> [Work required]: Restate all the entries exactly as they appear, apart from the pictures.

> [Input records]:
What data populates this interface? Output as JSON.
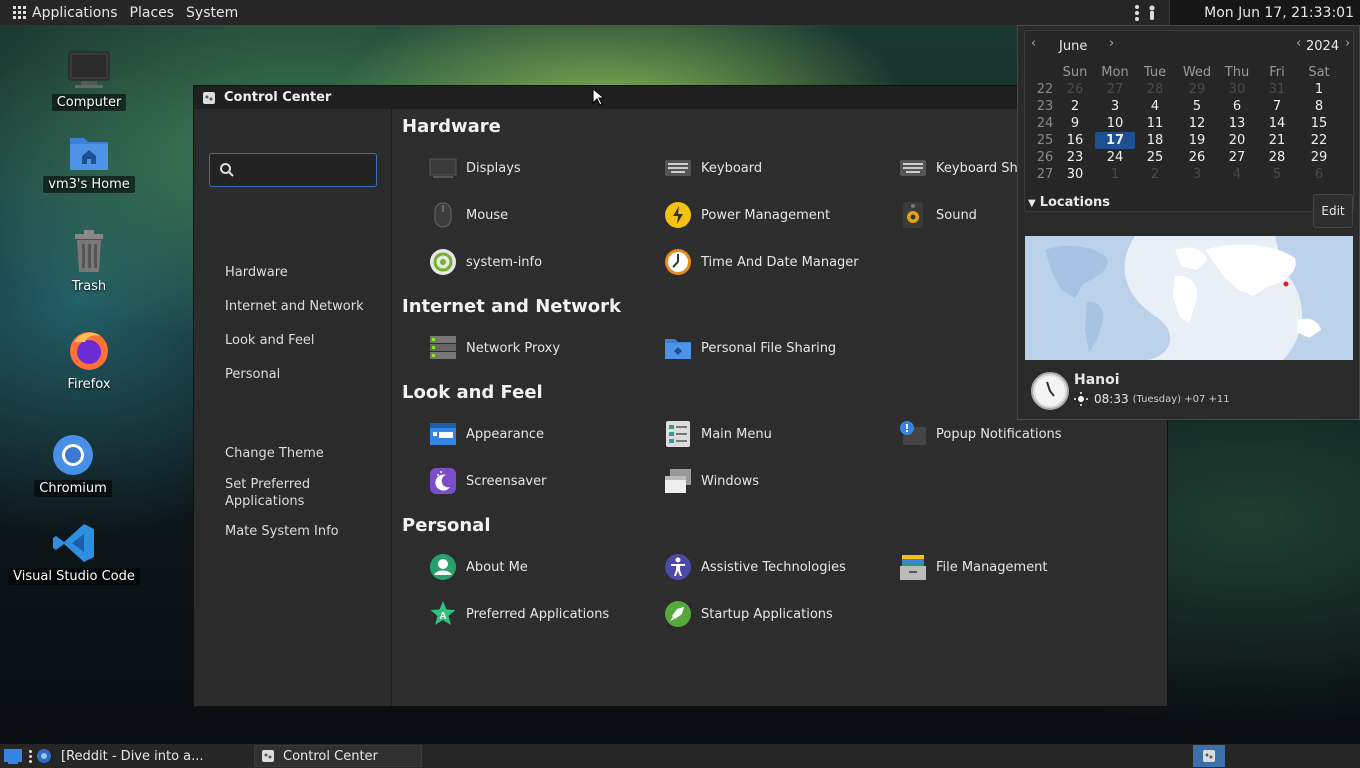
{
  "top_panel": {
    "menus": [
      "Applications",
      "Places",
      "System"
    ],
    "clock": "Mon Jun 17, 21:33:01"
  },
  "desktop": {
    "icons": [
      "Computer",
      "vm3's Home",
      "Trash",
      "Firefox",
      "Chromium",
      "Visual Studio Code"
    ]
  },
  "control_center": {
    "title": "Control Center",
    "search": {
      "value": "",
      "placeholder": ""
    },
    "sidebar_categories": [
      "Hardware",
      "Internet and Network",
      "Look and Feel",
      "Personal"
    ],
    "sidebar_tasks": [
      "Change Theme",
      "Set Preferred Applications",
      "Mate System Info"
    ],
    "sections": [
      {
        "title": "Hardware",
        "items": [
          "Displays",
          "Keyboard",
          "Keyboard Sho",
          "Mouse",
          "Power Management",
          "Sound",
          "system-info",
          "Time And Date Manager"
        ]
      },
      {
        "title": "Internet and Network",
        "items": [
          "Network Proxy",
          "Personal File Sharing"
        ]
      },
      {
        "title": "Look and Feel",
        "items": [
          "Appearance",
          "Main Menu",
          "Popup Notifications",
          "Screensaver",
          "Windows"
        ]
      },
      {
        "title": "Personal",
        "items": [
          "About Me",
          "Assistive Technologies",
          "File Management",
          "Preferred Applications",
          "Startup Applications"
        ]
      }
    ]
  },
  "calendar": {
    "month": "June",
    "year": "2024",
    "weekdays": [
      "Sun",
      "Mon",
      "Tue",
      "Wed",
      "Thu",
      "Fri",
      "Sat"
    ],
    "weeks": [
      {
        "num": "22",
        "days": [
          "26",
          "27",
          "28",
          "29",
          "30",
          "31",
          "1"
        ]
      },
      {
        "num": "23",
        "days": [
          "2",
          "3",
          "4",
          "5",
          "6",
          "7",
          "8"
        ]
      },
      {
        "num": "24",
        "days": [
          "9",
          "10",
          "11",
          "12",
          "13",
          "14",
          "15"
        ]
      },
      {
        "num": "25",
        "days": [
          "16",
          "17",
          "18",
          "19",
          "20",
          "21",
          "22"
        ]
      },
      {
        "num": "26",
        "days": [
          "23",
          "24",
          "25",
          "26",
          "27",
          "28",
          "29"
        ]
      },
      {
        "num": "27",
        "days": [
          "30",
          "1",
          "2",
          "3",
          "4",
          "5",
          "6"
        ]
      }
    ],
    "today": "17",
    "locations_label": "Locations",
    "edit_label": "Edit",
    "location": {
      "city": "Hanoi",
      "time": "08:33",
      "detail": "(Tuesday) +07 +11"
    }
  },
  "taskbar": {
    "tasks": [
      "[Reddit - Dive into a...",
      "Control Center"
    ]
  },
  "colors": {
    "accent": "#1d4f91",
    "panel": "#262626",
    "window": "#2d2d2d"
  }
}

> [Solution below]:
What data populates this interface? Output as JSON.
{
  "top_panel": {
    "menus": [
      "Applications",
      "Places",
      "System"
    ],
    "clock": "Mon Jun 17, 21:33:01"
  },
  "desktop": {
    "icons": [
      "Computer",
      "vm3's Home",
      "Trash",
      "Firefox",
      "Chromium",
      "Visual Studio Code"
    ]
  },
  "control_center": {
    "title": "Control Center",
    "search": {
      "value": "",
      "placeholder": ""
    },
    "sidebar_categories": [
      "Hardware",
      "Internet and Network",
      "Look and Feel",
      "Personal"
    ],
    "sidebar_tasks": [
      "Change Theme",
      "Set Preferred Applications",
      "Mate System Info"
    ],
    "sections": [
      {
        "title": "Hardware",
        "items": [
          "Displays",
          "Keyboard",
          "Keyboard Sho",
          "Mouse",
          "Power Management",
          "Sound",
          "system-info",
          "Time And Date Manager"
        ]
      },
      {
        "title": "Internet and Network",
        "items": [
          "Network Proxy",
          "Personal File Sharing"
        ]
      },
      {
        "title": "Look and Feel",
        "items": [
          "Appearance",
          "Main Menu",
          "Popup Notifications",
          "Screensaver",
          "Windows"
        ]
      },
      {
        "title": "Personal",
        "items": [
          "About Me",
          "Assistive Technologies",
          "File Management",
          "Preferred Applications",
          "Startup Applications"
        ]
      }
    ]
  },
  "calendar": {
    "month": "June",
    "year": "2024",
    "weekdays": [
      "Sun",
      "Mon",
      "Tue",
      "Wed",
      "Thu",
      "Fri",
      "Sat"
    ],
    "weeks": [
      {
        "num": "22",
        "days": [
          "26",
          "27",
          "28",
          "29",
          "30",
          "31",
          "1"
        ]
      },
      {
        "num": "23",
        "days": [
          "2",
          "3",
          "4",
          "5",
          "6",
          "7",
          "8"
        ]
      },
      {
        "num": "24",
        "days": [
          "9",
          "10",
          "11",
          "12",
          "13",
          "14",
          "15"
        ]
      },
      {
        "num": "25",
        "days": [
          "16",
          "17",
          "18",
          "19",
          "20",
          "21",
          "22"
        ]
      },
      {
        "num": "26",
        "days": [
          "23",
          "24",
          "25",
          "26",
          "27",
          "28",
          "29"
        ]
      },
      {
        "num": "27",
        "days": [
          "30",
          "1",
          "2",
          "3",
          "4",
          "5",
          "6"
        ]
      }
    ],
    "today": "17",
    "locations_label": "Locations",
    "edit_label": "Edit",
    "location": {
      "city": "Hanoi",
      "time": "08:33",
      "detail": "(Tuesday) +07 +11"
    }
  },
  "taskbar": {
    "tasks": [
      "[Reddit - Dive into a...",
      "Control Center"
    ]
  },
  "colors": {
    "accent": "#1d4f91",
    "panel": "#262626",
    "window": "#2d2d2d"
  }
}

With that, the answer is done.